What to do: Since only the words are wanted, reproduce every entry exactly and leave the images behind.
=======
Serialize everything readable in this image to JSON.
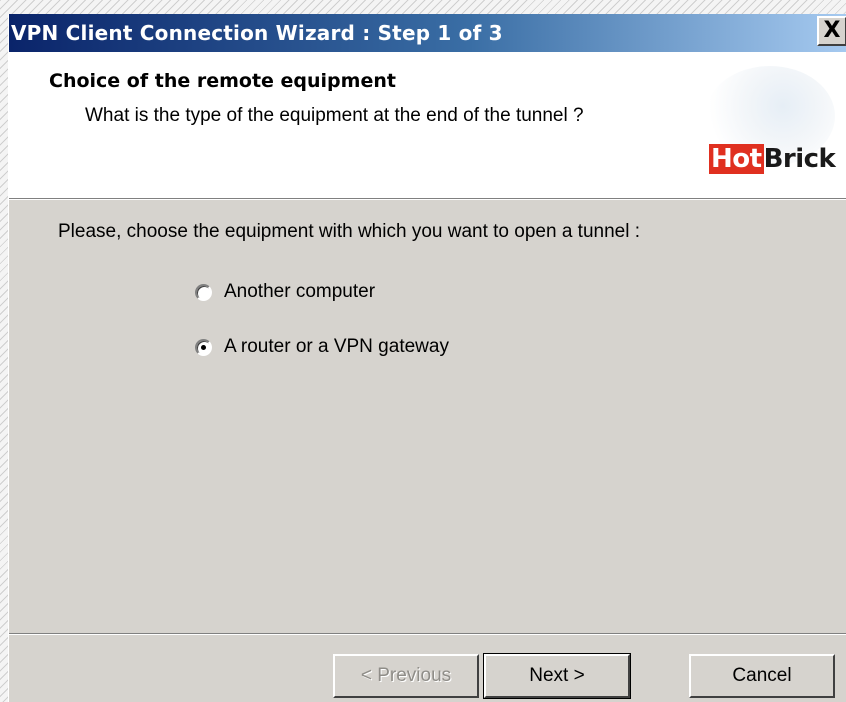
{
  "window": {
    "title": "VPN Client Connection Wizard : Step 1 of 3",
    "close_label": "X"
  },
  "header": {
    "title": "Choice of the remote equipment",
    "subtitle": "What is the type of the equipment at the end of the tunnel ?",
    "logo": {
      "part1": "Hot",
      "part2": "Brick"
    }
  },
  "body": {
    "prompt": "Please, choose the equipment with which you want to open a tunnel :",
    "options": [
      {
        "label": "Another computer",
        "checked": false
      },
      {
        "label": "A router or a VPN gateway",
        "checked": true
      }
    ]
  },
  "buttons": {
    "previous": "< Previous",
    "next": "Next >",
    "cancel": "Cancel"
  }
}
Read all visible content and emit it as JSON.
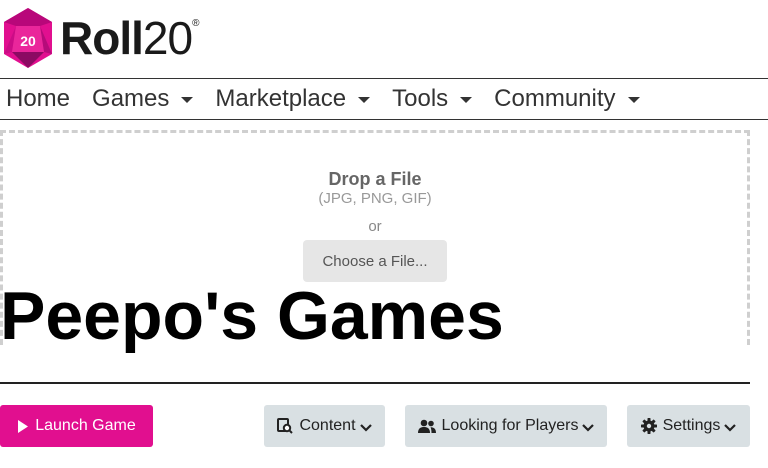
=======
Task response:
Serialize everything readable in this image to JSON.
{
  "window": {
    "title": "VPN Client Connection Wizard : Step 1 of 3",
    "close_label": "X"
  },
  "header": {
    "title": "Choice of the remote equipment",
    "subtitle": "What is the type of the equipment at the end of the tunnel ?",
    "logo": {
      "part1": "Hot",
      "part2": "Brick"
    }
  },
  "body": {
    "prompt": "Please, choose the equipment with which you want to open a tunnel :",
    "options": [
      {
        "label": "Another computer",
        "checked": false
      },
      {
        "label": "A router or a VPN gateway",
        "checked": true
      }
    ]
  },
  "buttons": {
    "previous": "< Previous",
    "next": "Next >",
    "cancel": "Cancel"
  }
}
Read all visible content and emit it as JSON.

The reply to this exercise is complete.